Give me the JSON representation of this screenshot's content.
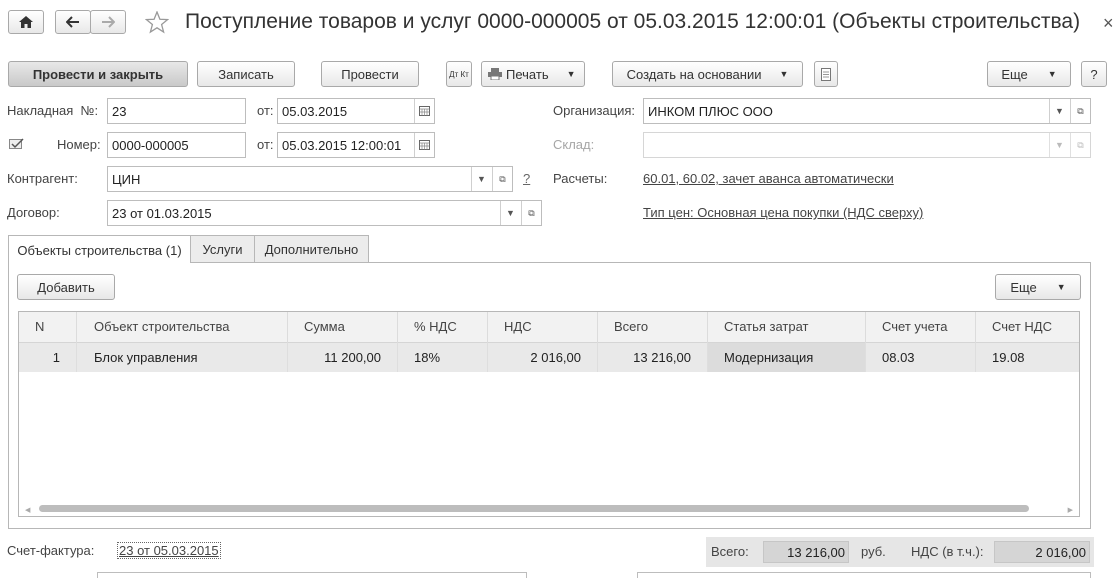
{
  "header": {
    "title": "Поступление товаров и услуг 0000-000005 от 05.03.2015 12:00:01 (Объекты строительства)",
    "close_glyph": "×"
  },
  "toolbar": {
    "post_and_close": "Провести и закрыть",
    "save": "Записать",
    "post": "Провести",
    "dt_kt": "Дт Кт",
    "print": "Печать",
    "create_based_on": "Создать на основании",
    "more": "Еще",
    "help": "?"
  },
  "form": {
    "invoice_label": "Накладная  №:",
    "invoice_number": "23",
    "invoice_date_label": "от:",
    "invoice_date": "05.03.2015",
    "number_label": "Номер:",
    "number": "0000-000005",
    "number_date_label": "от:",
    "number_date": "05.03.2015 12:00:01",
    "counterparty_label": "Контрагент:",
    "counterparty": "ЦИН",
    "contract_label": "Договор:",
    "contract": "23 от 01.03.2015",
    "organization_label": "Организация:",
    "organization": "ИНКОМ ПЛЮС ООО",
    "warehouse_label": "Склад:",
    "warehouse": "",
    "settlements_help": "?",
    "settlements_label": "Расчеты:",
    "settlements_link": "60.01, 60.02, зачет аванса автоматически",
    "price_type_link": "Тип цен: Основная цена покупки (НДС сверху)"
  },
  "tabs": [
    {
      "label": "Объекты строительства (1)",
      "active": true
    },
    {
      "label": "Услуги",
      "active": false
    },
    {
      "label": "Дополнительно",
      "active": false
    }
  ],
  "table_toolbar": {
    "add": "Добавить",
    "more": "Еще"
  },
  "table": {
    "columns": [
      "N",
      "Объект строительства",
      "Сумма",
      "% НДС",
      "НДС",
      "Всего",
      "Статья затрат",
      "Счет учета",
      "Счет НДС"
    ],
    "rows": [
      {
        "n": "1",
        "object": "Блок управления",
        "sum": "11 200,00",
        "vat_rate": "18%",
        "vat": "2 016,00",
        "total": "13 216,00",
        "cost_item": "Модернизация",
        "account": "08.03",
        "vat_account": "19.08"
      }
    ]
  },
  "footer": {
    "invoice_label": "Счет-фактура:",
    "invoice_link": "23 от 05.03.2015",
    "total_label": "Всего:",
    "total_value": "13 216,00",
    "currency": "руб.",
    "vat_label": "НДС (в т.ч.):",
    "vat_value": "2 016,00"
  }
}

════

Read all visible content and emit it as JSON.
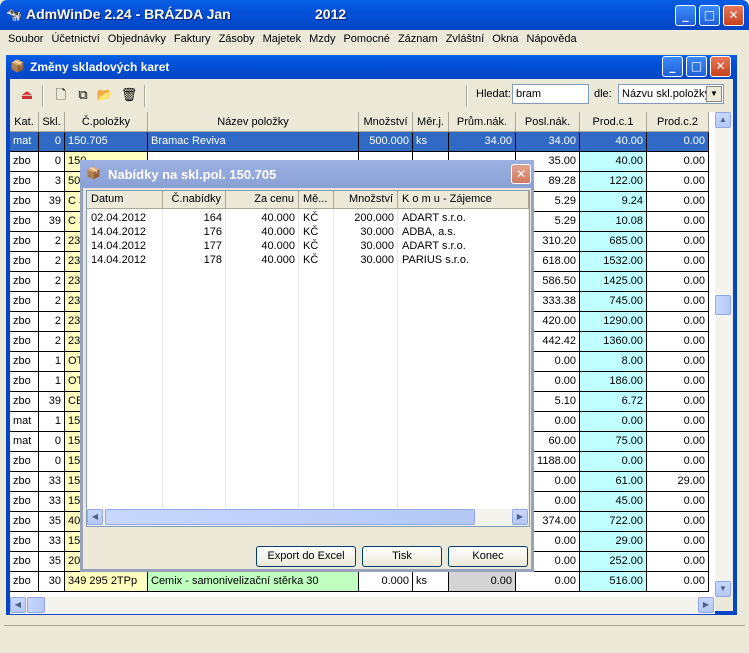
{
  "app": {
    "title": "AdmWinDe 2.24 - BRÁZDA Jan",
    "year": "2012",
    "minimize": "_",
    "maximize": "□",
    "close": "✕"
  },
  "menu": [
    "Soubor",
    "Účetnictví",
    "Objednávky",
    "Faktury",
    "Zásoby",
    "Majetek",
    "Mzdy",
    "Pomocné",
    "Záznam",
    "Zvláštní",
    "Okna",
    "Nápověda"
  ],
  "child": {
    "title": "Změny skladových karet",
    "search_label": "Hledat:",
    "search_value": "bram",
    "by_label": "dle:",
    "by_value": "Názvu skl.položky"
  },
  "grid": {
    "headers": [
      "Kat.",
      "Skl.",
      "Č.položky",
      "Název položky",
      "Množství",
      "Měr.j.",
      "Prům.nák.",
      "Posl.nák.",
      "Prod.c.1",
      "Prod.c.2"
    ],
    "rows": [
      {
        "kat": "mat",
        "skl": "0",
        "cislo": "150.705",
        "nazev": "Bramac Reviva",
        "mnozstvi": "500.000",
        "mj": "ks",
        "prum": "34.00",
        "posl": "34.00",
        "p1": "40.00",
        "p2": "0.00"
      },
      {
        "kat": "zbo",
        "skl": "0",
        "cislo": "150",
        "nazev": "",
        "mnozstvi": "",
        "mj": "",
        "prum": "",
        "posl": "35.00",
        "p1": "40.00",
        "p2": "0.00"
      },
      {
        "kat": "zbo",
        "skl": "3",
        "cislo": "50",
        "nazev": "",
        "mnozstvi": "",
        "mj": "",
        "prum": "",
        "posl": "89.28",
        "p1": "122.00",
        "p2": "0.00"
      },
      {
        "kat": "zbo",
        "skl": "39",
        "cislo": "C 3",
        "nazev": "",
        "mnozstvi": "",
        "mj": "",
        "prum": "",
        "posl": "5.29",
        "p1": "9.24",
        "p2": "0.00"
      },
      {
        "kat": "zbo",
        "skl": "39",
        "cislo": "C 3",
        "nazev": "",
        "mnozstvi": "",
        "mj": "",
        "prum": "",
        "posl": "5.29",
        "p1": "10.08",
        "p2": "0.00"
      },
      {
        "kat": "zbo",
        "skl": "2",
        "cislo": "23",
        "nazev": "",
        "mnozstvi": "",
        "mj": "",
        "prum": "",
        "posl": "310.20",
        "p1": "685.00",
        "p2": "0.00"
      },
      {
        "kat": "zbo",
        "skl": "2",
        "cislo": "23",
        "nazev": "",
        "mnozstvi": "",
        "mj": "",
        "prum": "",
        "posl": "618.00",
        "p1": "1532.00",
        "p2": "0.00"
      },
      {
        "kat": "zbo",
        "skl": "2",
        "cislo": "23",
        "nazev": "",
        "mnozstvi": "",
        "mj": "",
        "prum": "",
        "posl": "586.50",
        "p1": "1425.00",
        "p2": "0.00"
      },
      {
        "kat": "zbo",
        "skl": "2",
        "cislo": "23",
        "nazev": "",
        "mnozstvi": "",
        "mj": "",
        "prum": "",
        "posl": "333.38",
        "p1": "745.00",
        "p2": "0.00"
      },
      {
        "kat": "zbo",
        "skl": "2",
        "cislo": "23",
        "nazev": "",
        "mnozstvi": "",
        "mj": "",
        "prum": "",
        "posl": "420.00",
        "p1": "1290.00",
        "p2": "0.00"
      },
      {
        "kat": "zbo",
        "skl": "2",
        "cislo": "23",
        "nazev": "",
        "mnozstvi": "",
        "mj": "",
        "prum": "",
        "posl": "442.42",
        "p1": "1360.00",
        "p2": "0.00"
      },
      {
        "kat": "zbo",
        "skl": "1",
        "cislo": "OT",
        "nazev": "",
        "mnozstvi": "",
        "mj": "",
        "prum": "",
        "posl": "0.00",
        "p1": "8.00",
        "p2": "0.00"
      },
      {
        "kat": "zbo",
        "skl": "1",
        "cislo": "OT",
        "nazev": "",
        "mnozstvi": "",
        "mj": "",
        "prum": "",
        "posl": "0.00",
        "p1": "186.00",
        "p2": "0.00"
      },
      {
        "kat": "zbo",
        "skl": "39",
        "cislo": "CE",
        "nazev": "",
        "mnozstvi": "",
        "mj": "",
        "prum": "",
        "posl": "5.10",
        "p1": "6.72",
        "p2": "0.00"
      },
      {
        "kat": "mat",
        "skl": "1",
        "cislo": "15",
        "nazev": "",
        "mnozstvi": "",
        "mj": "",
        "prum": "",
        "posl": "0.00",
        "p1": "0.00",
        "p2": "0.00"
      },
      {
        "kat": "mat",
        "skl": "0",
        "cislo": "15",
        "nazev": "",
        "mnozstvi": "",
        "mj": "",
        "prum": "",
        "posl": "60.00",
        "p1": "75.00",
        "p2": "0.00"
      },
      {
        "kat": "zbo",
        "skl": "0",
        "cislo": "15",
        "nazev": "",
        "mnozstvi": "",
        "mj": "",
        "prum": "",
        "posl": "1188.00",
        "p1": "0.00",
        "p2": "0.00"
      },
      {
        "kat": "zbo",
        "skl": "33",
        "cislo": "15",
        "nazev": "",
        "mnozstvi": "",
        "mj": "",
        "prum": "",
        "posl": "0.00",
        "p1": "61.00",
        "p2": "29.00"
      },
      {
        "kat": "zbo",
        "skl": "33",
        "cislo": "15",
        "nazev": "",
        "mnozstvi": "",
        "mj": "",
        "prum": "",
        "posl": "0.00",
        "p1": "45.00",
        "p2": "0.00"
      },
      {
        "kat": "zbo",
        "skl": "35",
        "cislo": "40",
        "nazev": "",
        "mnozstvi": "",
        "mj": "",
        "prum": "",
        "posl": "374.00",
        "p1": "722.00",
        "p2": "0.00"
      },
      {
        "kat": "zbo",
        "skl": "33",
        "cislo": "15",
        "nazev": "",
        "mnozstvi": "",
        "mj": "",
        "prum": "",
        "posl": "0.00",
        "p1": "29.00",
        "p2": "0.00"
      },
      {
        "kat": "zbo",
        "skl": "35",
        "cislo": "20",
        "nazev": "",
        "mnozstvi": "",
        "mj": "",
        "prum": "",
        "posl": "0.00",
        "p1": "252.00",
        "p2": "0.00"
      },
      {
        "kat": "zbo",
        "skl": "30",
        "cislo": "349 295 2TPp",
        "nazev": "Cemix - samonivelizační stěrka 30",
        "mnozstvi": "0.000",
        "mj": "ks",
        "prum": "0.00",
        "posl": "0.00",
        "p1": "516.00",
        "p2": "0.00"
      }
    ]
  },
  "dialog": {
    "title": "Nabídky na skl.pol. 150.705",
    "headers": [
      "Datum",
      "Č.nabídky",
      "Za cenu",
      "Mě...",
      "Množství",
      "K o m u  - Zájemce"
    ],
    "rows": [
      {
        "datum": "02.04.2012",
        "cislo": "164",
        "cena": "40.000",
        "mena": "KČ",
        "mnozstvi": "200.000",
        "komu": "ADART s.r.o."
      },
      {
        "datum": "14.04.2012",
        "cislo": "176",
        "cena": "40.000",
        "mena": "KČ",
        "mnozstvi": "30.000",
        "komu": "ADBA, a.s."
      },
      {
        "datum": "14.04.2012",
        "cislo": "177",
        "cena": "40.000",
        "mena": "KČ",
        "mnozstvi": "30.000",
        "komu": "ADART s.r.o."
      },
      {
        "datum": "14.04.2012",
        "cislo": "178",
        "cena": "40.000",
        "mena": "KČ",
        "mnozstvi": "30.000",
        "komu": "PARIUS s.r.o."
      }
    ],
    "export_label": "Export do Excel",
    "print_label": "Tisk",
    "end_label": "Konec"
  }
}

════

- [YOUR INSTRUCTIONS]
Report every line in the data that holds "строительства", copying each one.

- [THE ANSWER]
    "title": "Поступление товаров и услуг 0000-000005 от 05.03.2015 12:00:01 (Объекты строительства)",
      "label": "Объекты строительства (1)",
      "Объект строительства",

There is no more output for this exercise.